The company would consider expanding to other markets if it reaches its goal for the Chicagoland market, Spina adds, noting that is currently the company’s primary focus. “Getting to 18 to 20 stores in this market will also allow us to continue to do self-distribution,” he explains. “Also, depending on how far we expand out into the marketplace, that number allows us to keep a close eye on all of our sites. I’d rather run 18 to 20 stores as opposed to more than 60 because it’ll keep us nimble. So we’re not only being strategic about new locations to ensure all of our stores are ran properly, but to also ensure that we remain an efficient chain.”
The PRIDE Store’s main supplier for its c-stores is Eby-Brown, and US Foods for its foodservice. “We work with other suppliers as well, but if we can’t get the pricing that we need to be competitive on certain products, we’ll buy it direct and then self-distribute them,” Spina explains, noting that the company always tries to “work well” with its suppliers.
One area that the company has been working diligently with its suppliers to enhance is its beer and wine sales. “We hired a beer, wine and spirits purchasing manager about two years ago just to focus on those sales,” Spina says. “We want to grow that segment and make sure we have a very good selection of craft beer to offer customers.
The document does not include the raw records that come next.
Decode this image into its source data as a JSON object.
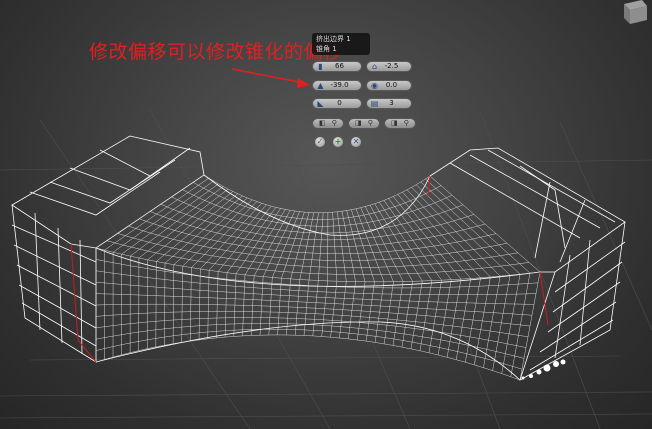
{
  "annotation": {
    "text": "修改偏移可以修改锥化的偏移",
    "color": "#e02020"
  },
  "caddy": {
    "title_line1": "挤出边界 1",
    "title_line2": "锥角 1",
    "segments": {
      "icon": "segments-icon",
      "value": "66"
    },
    "amount": {
      "icon": "taper-amount-icon",
      "value": "-2.5"
    },
    "offset": {
      "icon": "taper-offset-icon",
      "value": "-39.0"
    },
    "twist": {
      "icon": "twist-icon",
      "value": "0.0"
    },
    "field5": {
      "icon": "smooth-icon",
      "value": "0"
    },
    "field6": {
      "icon": "group-icon",
      "value": "3"
    },
    "ok_icon": "check-icon",
    "apply_icon": "plus-icon",
    "cancel_icon": "cancel-icon"
  },
  "colors": {
    "wire": "#ffffff",
    "edge_highlight": "#c81e1e",
    "grid": "#555555"
  }
}
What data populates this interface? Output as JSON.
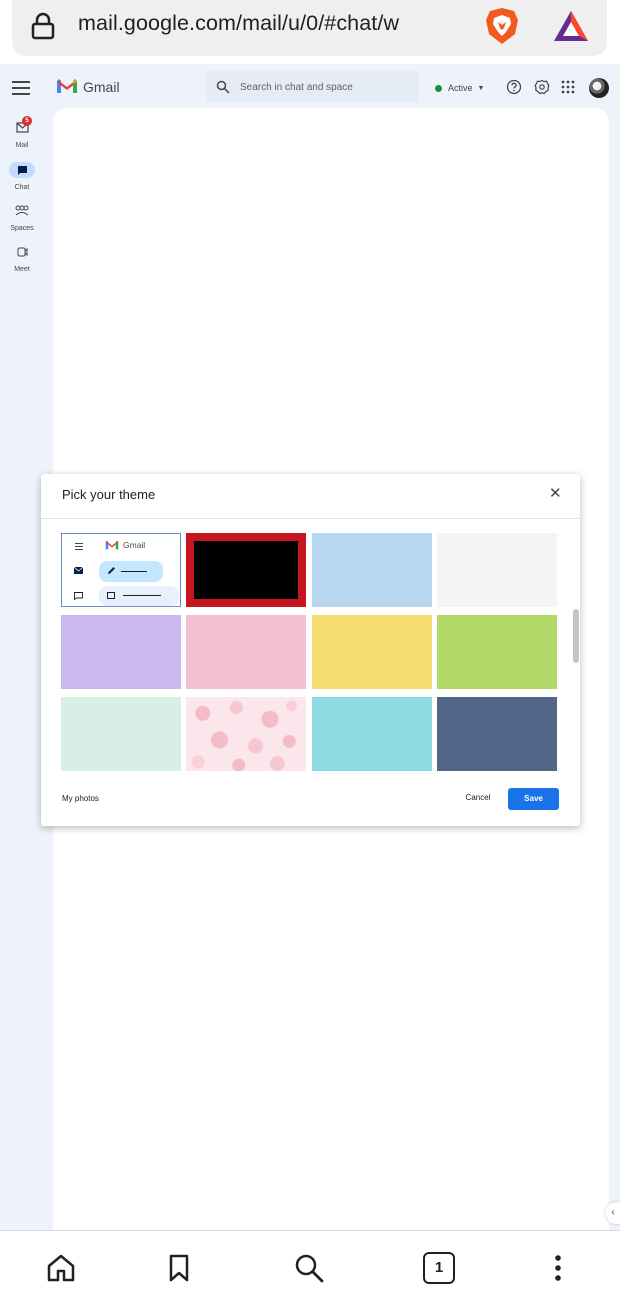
{
  "browser": {
    "url": "mail.google.com/mail/u/0/#chat/w",
    "tab_count": "1"
  },
  "rail": {
    "items": [
      {
        "label": "Mail",
        "badge": "5"
      },
      {
        "label": "Chat"
      },
      {
        "label": "Spaces"
      },
      {
        "label": "Meet"
      }
    ]
  },
  "header": {
    "app_name": "Gmail",
    "search_placeholder": "Search in chat and space",
    "status": "Active"
  },
  "theme_dialog": {
    "title": "Pick your theme",
    "preview_app_name": "Gmail",
    "themes": [
      {
        "name": "default",
        "color": "#ffffff"
      },
      {
        "name": "black",
        "color": "#000000",
        "selected": true
      },
      {
        "name": "light-blue",
        "color": "#b7d7f1"
      },
      {
        "name": "light-gray",
        "color": "#f4f4f4"
      },
      {
        "name": "lavender",
        "color": "#cab8ee"
      },
      {
        "name": "pink",
        "color": "#f2bfd1"
      },
      {
        "name": "yellow",
        "color": "#f7dc6f"
      },
      {
        "name": "green",
        "color": "#b2d968"
      },
      {
        "name": "mint",
        "color": "#d9efe5"
      },
      {
        "name": "floral",
        "color": "#fbe6ec"
      },
      {
        "name": "cyan",
        "color": "#8edce3"
      },
      {
        "name": "slate",
        "color": "#536688"
      }
    ],
    "my_photos": "My photos",
    "cancel": "Cancel",
    "save": "Save"
  }
}
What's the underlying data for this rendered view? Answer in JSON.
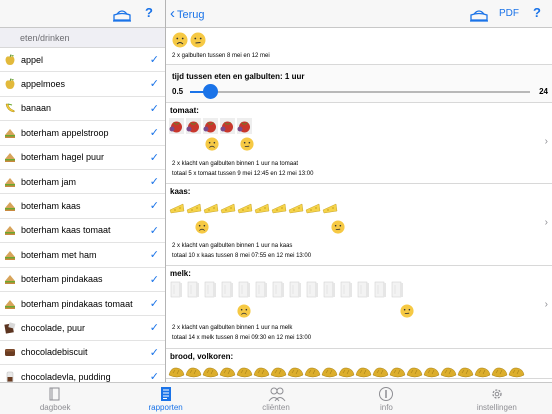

We also have a very nice selection of wine in our locations. In one store, we actually sell a case-and-a-half of wine per day, which is unbelievable for a gas station.”
Spina adds that the company works with its suppliers to “get good purchase rates” so it can offer competitive prices for customers. “They also help us put together certain product lines in the areas that are hot,” he says. “Beer and wine are so important because there are so many different options for both. So our suppliers let us know what’s trending so that we can provide the best product offering to our customers.”
The PRIDE Store’s 280 employees also play a critical role in providing the best options for its customers. “You have to have good people in place that represent you the way you want to be represented,” Spina says. “They also have to run things the way you want them to be run. Eight years ago we were running four stores and now we’re running 12. It’s taken awhile to not only grow, but also get the right people in place. We feel really good about the people we have, and now have the processes in place to grow the company to a new level.”